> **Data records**
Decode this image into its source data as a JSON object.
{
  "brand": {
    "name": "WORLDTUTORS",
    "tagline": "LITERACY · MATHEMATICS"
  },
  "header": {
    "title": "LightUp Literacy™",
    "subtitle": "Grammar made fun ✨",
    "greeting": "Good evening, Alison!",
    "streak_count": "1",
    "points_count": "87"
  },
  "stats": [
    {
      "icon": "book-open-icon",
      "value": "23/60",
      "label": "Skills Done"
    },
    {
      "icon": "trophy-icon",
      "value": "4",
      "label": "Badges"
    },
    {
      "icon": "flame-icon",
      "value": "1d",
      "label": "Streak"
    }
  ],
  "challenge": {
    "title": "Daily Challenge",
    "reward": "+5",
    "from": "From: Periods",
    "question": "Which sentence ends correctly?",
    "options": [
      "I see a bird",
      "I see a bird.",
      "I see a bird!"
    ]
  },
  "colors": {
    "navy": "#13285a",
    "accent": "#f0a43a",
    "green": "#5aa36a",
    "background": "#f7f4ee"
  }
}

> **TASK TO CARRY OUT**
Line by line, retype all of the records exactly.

> **PROBLEM SOLUTION**
Decode this image into its source data as a JSON object.
{
  "brand": {
    "name": "WORLDTUTORS",
    "tagline": "LITERACY · MATHEMATICS"
  },
  "header": {
    "title": "LightUp Literacy™",
    "subtitle": "Grammar made fun ✨",
    "greeting": "Good evening, Alison!",
    "streak_count": "1",
    "points_count": "87"
  },
  "stats": [
    {
      "icon": "book-open-icon",
      "value": "23/60",
      "label": "Skills Done"
    },
    {
      "icon": "trophy-icon",
      "value": "4",
      "label": "Badges"
    },
    {
      "icon": "flame-icon",
      "value": "1d",
      "label": "Streak"
    }
  ],
  "challenge": {
    "title": "Daily Challenge",
    "reward": "+5",
    "from": "From: Periods",
    "question": "Which sentence ends correctly?",
    "options": [
      "I see a bird",
      "I see a bird.",
      "I see a bird!"
    ]
  },
  "colors": {
    "navy": "#13285a",
    "accent": "#f0a43a",
    "green": "#5aa36a",
    "background": "#f7f4ee"
  }
}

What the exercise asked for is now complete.